My classroom has been packed away, books have been sorted, and memories of the past year are in the forefront. Summer is a time for reflection. As I reflect on experiences that would impact how I teach, the opportunity to participate in Lesson Study comes to mind. It was a powerful experience that not only impacted my teaching, but the students in my classroom, and work with my first grade team of teachers.
Spending quality time with my peers for extended periods over two half days was a bonus. We have always considered ourselves a community of teachers who value each other's ideas. Unfortunately, coming together to discuss our students and our practices has become a commodity. This extra time energized our discussion and ultimately the way we teach in our individual classrooms.
Through collaboration we not only considered our own students but all of the first grade students. Determining specific goals for them provided opportunities for thoughtful discussion. We determined what we wanted our students to take away from this specific lesson at this specific time of year.
Planning the lesson provided the unique opportunity to slow down the process. We analyzed every aspect of the lesson chosen from our Making Meaning® curriculum. In examining the questions, predicting their outcomes, and considering our own students, we thought deeply about the best strategies to meet the needs of our students.
When the lesson was actually taught there was a shift from the lesson to the students. Lesson Study gave us opportunities to "zoom in" and observe specific students to collect data. As I sat on the floor with a clipboard recording levels of engagement, conversations between partners, and reactions to the lesson being taught I was amazed at the students' conversations and literally felt like a fly on the wall. Surprisingly, the children didn't seem to notice or care that six extra teachers had entered their room to watch and listen.
After the lesson, we came back together to examine and analyze the data. Compiling the information we individually gathered gave us a picture of the entire class. There were some surprising trends in our findings. Most of the partners had real conversations about the mentor text that was used to guide the lesson. Their connections went further than the surface level we had anticipated. This led to further conversations about what made a positive difference in the lesson.

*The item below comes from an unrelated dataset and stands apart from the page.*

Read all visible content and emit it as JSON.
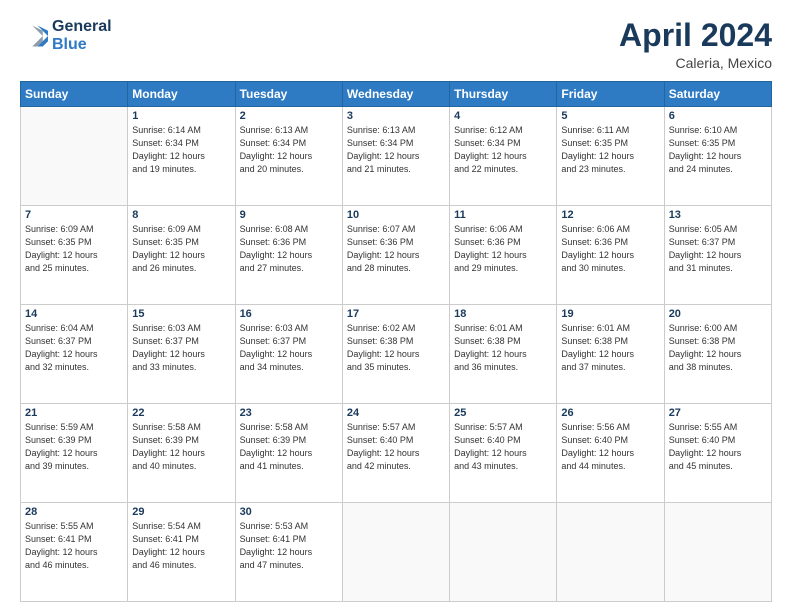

There were many layers in the impact of Lesson Study. First, I could not wait to teach the identical lesson with my own group of first graders. But even bigger was the impact the experience had on my personal lesson planning. I began to anticipate what might happen during a lesson and make more adjustments during the planning process. Knowing the developmental levels of my students and the goals I set for them empowered the planning process. Lastly, the conversations that took place during the study rejuvenated our team of teachers. We could not wait to share the experience with fellow staff members. But mostly, we consciously made more time during our already busy schedules to discuss curriculum. These rich discussions about our students, lessons, and practices made us think more deeply about our teaching practices as a whole. This not only impacted our team of first grade teachers but an entire group of first grade students.